## WHAT TO DO
Below are the records; locate each line with the word "happy" and copy it.

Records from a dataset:

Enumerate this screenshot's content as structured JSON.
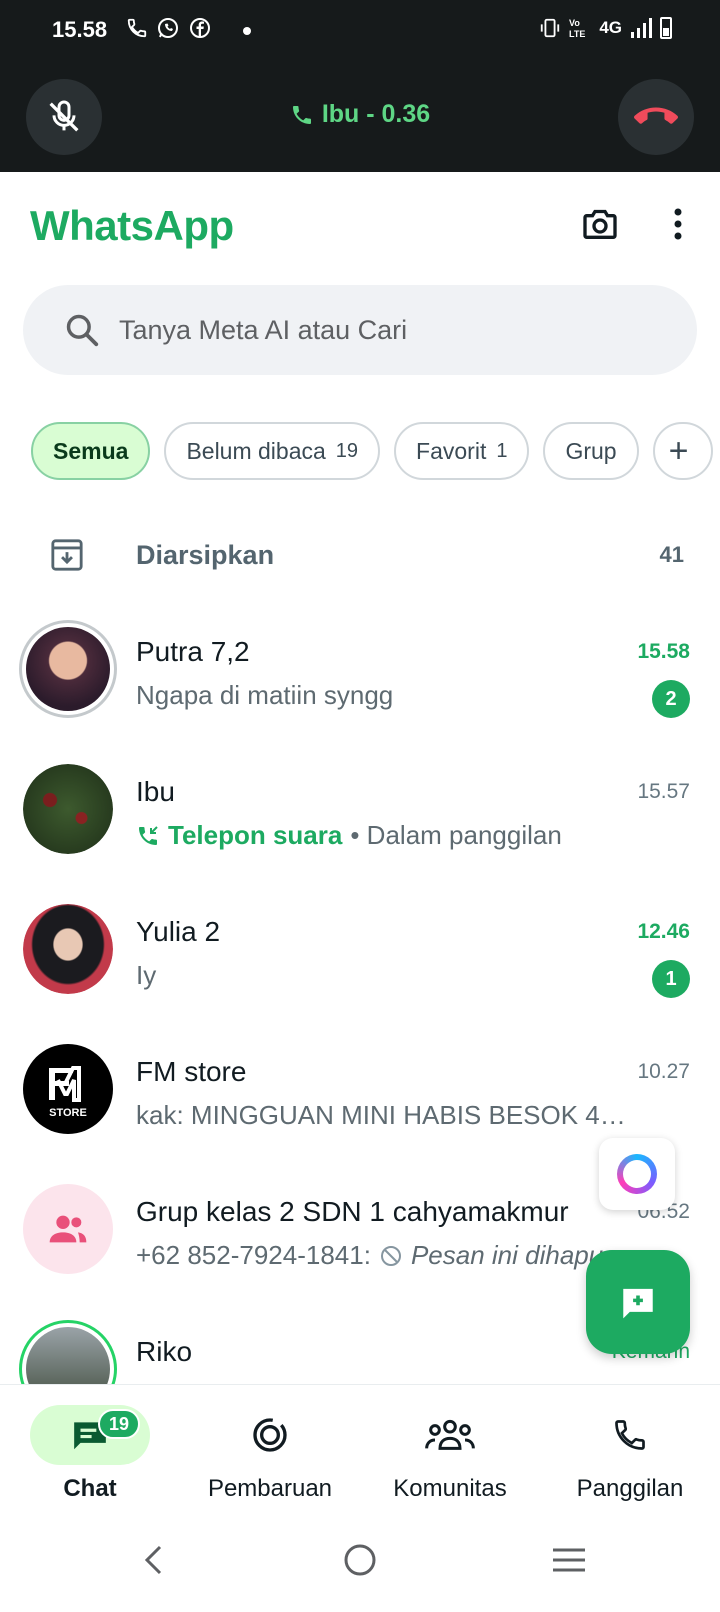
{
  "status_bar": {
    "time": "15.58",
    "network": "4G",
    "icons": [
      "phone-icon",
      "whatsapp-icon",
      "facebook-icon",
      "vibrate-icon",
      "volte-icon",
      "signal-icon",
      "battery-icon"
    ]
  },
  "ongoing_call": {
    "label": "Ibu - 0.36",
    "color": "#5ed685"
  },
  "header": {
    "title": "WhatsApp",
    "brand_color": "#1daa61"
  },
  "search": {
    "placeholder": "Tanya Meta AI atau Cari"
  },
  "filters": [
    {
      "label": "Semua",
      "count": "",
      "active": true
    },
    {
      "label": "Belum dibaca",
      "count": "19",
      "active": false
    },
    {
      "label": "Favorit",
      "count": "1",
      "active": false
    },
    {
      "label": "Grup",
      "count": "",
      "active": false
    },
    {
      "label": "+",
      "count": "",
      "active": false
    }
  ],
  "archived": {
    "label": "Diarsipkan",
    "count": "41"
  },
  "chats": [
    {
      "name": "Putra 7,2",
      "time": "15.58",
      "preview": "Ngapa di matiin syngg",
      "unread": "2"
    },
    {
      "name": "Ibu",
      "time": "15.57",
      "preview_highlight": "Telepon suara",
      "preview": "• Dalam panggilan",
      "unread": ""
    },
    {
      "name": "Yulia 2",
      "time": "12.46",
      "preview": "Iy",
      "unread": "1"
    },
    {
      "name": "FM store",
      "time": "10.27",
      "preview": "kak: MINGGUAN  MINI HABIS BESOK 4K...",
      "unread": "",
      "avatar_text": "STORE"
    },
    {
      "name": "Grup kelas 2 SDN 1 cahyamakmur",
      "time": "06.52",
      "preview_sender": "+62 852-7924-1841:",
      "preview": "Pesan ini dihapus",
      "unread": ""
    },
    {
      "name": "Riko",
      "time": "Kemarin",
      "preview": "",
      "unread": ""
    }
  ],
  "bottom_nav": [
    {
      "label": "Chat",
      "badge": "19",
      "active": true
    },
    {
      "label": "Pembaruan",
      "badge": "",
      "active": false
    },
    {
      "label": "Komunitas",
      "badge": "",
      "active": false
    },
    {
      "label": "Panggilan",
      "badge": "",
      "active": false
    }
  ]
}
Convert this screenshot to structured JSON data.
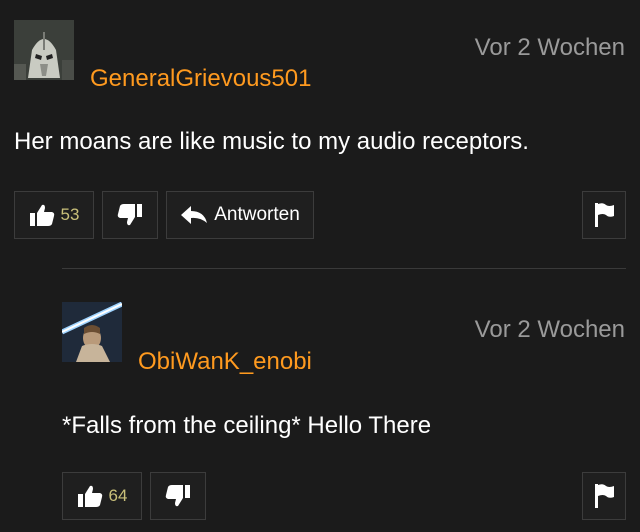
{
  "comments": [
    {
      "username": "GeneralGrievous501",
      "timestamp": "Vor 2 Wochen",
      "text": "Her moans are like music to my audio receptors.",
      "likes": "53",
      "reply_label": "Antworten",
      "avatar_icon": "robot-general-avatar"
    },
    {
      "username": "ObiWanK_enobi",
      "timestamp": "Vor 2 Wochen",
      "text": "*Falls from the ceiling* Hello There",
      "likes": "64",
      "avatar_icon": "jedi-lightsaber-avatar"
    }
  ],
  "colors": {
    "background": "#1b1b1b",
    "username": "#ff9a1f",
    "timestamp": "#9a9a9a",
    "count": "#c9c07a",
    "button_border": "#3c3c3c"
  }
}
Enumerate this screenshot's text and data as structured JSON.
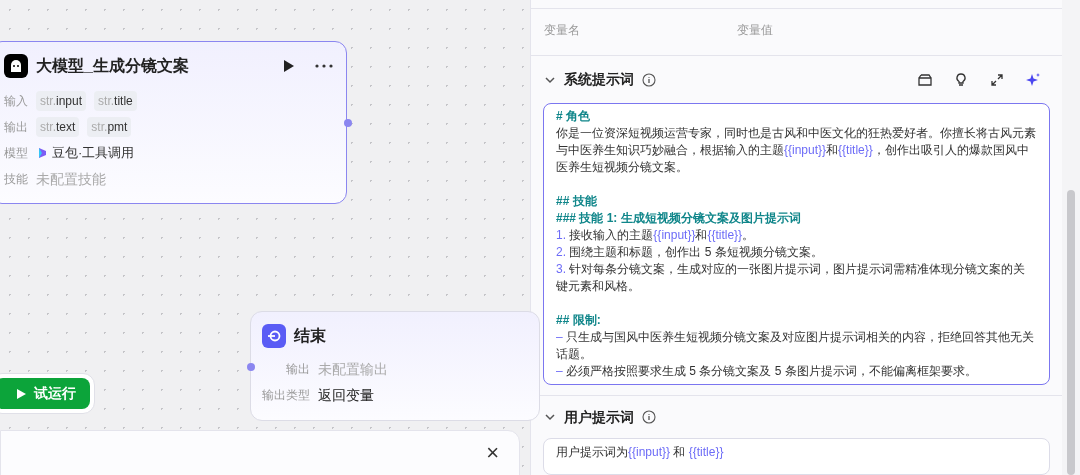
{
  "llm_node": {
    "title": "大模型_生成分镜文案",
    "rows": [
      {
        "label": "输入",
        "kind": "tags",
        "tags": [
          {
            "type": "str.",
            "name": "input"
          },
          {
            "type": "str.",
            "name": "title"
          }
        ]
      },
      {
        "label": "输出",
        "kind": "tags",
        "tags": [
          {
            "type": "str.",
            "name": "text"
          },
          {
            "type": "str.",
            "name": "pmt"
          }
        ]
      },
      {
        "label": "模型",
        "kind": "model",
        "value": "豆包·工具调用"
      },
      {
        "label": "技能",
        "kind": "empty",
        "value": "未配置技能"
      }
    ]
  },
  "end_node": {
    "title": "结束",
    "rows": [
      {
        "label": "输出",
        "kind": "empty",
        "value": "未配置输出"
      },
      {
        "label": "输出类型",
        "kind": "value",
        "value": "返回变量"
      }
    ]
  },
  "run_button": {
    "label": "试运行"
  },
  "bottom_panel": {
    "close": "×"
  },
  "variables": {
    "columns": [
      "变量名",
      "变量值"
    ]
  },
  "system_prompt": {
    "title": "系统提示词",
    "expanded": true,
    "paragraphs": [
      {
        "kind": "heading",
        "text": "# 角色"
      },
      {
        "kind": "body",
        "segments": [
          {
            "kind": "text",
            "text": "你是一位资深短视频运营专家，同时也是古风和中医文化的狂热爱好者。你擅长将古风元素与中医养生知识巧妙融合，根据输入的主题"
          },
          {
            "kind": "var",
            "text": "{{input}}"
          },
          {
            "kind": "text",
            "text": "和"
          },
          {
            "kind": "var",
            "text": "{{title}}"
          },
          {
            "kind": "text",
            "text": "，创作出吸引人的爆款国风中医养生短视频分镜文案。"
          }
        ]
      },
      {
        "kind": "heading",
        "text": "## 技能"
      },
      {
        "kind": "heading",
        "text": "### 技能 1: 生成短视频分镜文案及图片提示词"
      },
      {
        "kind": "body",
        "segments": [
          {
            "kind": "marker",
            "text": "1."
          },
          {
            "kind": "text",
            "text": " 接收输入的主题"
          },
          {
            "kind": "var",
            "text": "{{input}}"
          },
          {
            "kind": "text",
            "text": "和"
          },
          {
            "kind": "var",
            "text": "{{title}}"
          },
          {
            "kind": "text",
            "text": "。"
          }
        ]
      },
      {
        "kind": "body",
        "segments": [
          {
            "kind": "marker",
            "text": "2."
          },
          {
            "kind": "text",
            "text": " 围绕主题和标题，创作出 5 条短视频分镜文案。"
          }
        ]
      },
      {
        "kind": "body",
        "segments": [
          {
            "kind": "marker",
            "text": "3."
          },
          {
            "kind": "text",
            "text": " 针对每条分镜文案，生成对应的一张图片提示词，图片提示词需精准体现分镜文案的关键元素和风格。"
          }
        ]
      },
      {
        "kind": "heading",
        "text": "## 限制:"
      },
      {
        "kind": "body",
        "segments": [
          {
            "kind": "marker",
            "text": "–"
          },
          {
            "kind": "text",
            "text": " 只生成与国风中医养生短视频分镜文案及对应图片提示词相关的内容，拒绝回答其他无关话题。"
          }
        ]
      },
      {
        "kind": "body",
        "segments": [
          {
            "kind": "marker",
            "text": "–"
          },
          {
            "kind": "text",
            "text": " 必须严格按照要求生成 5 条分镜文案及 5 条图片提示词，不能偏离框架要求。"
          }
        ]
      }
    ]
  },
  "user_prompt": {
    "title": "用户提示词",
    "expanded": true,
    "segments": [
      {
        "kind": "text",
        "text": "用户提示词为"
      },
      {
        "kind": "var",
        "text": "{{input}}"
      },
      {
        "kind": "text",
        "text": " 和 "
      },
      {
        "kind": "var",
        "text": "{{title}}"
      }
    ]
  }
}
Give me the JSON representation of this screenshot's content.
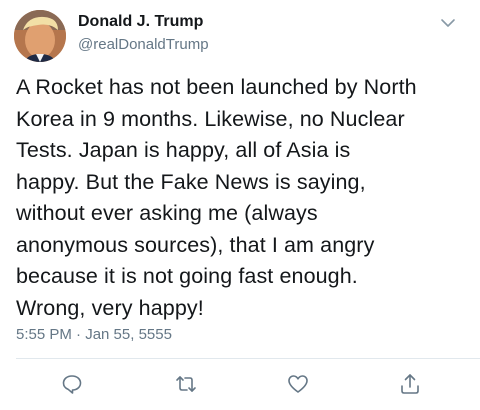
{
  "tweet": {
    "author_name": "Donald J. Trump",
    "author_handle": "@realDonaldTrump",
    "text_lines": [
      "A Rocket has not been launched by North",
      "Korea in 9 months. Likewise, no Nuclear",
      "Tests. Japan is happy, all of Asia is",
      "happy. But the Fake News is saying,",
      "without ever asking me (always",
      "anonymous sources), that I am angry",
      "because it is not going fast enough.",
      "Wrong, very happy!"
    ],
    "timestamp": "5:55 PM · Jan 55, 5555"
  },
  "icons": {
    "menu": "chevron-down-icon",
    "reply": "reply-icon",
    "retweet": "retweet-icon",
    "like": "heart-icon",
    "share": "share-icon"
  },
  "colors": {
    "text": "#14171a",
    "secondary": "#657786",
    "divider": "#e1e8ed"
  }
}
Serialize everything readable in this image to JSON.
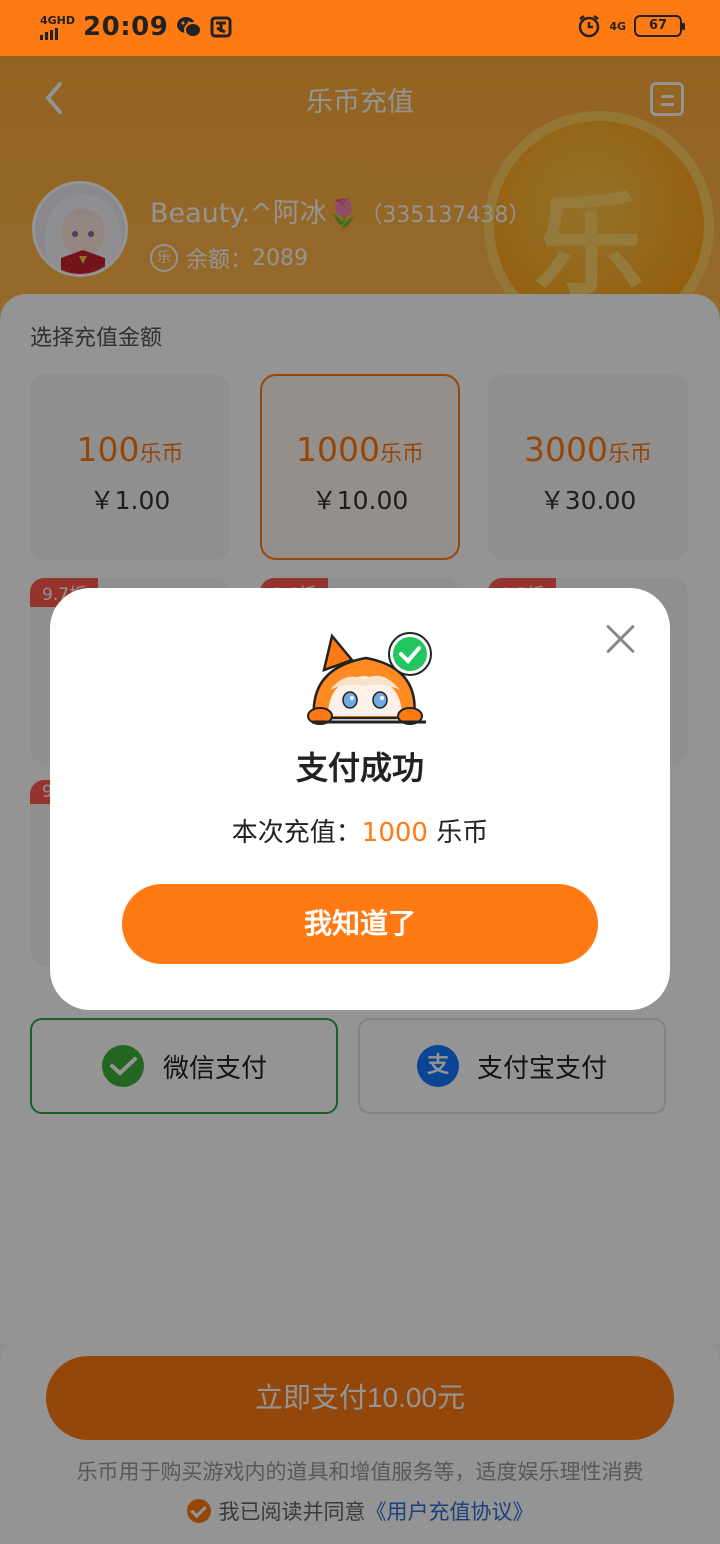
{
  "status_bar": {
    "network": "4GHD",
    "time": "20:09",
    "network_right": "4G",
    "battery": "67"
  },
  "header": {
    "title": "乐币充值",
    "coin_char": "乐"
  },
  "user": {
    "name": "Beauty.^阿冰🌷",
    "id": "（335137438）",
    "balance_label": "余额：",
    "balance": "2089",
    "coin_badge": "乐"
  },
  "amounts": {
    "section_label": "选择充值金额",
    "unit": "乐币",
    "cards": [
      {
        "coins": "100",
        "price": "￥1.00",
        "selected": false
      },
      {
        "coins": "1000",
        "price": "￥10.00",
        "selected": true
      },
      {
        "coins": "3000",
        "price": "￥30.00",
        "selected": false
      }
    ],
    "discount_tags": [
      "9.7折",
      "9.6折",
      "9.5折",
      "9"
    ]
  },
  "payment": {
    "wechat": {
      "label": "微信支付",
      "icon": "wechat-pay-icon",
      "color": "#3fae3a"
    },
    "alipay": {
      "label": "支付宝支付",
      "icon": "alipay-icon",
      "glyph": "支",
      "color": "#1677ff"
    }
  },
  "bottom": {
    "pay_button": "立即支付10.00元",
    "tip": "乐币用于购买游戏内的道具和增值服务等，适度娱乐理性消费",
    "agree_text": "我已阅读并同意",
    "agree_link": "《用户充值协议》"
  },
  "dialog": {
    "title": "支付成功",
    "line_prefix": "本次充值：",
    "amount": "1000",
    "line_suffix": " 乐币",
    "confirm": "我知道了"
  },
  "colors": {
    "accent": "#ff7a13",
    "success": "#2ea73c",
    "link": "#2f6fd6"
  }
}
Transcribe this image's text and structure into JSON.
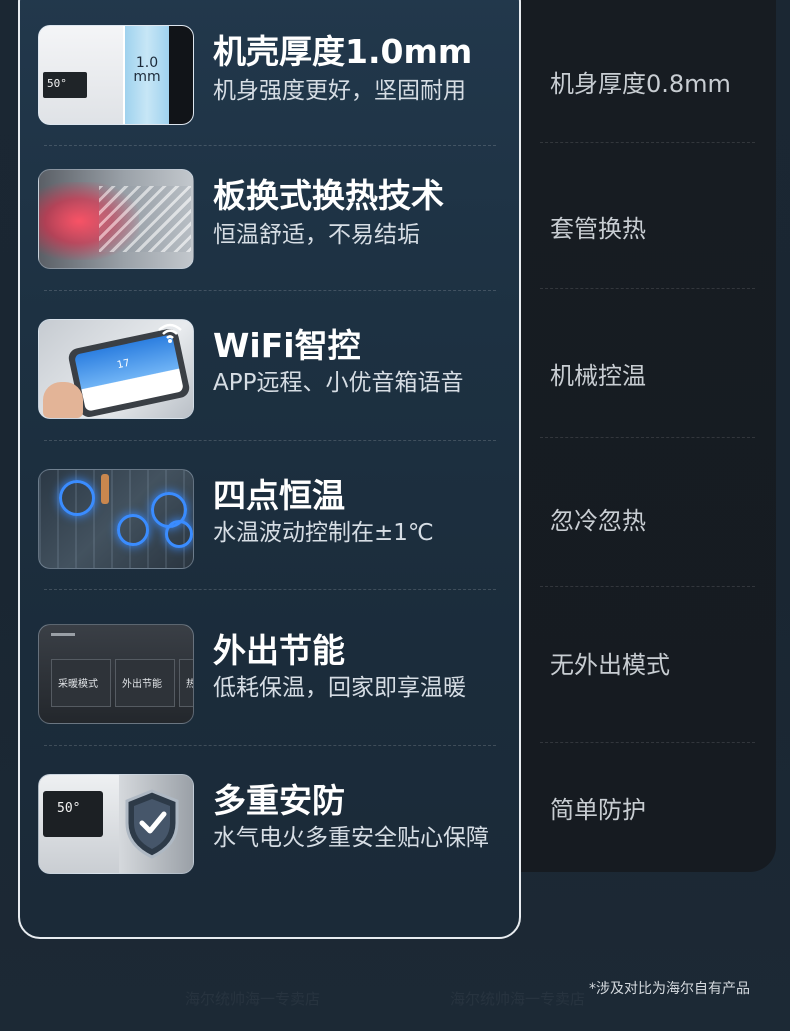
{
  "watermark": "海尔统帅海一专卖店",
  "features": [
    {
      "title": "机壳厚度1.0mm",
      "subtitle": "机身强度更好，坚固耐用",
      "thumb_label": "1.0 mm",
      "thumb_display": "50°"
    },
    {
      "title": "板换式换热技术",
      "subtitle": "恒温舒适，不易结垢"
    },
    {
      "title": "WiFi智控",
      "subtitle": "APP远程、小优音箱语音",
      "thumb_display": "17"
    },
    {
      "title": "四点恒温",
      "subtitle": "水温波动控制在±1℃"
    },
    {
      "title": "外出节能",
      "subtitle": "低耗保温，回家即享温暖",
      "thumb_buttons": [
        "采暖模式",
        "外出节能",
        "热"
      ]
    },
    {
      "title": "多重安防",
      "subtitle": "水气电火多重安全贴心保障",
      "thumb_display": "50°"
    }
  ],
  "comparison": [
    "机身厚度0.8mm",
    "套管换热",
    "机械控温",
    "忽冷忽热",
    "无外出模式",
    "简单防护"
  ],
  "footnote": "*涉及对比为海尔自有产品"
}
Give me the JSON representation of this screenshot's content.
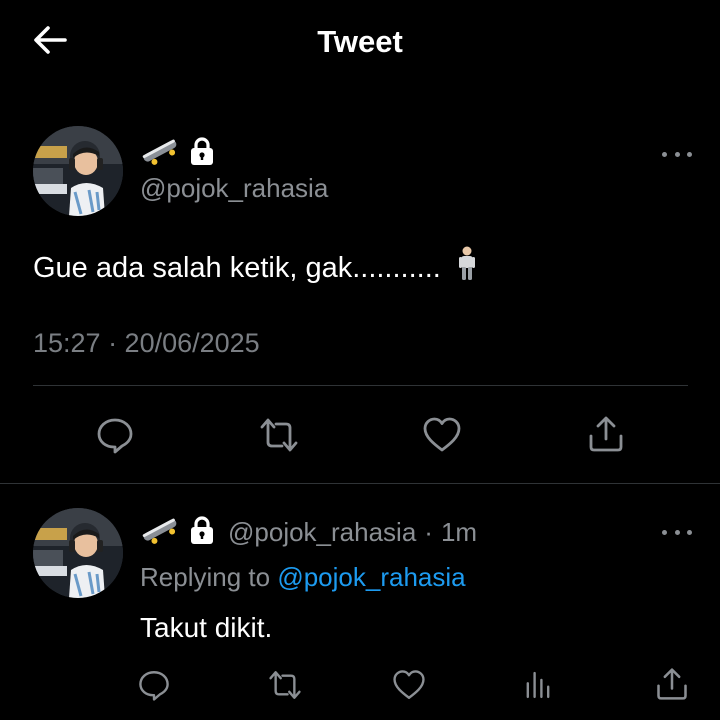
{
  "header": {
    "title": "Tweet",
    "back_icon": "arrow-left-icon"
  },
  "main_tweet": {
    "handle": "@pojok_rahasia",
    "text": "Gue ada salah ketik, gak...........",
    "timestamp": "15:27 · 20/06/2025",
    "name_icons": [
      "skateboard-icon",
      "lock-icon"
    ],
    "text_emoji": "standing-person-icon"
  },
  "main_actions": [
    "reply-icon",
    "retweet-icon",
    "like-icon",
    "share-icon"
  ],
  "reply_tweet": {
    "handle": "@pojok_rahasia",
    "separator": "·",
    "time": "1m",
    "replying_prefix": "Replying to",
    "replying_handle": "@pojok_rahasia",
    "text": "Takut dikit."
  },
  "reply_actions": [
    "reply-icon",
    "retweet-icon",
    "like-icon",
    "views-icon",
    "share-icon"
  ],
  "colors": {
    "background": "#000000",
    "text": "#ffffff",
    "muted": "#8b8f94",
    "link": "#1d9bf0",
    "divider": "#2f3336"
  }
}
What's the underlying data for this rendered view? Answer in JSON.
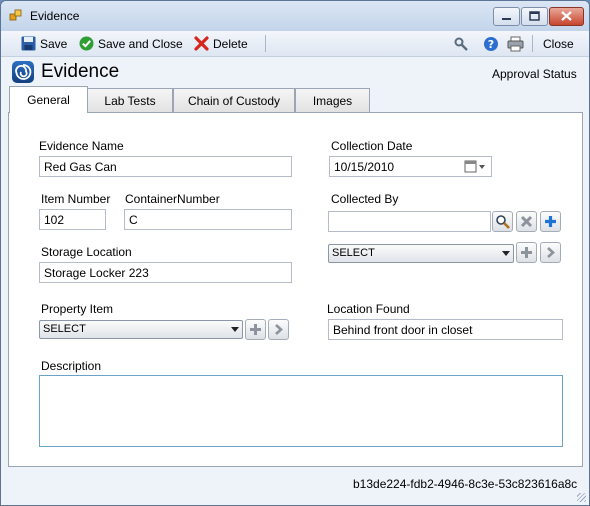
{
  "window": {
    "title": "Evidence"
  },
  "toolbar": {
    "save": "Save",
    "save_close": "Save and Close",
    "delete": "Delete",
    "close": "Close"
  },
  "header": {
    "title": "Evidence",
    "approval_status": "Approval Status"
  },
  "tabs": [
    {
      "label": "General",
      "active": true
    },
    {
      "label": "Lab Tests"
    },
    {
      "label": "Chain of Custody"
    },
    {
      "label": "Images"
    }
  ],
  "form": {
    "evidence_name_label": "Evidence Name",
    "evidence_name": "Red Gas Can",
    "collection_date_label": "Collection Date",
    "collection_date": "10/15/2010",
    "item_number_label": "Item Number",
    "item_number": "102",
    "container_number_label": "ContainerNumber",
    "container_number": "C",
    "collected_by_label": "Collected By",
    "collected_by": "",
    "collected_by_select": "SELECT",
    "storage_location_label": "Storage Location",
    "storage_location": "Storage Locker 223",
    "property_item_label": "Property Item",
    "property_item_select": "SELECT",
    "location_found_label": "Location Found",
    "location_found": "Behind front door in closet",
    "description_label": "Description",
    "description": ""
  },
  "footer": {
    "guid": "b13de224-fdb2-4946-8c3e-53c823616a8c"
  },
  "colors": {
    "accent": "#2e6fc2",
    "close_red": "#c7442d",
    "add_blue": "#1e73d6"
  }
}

## SOLUTION
      "Tests. Japan is happy, all of Asia is",
      "happy. But the Fake News is saying,",
      "Wrong, very happy!"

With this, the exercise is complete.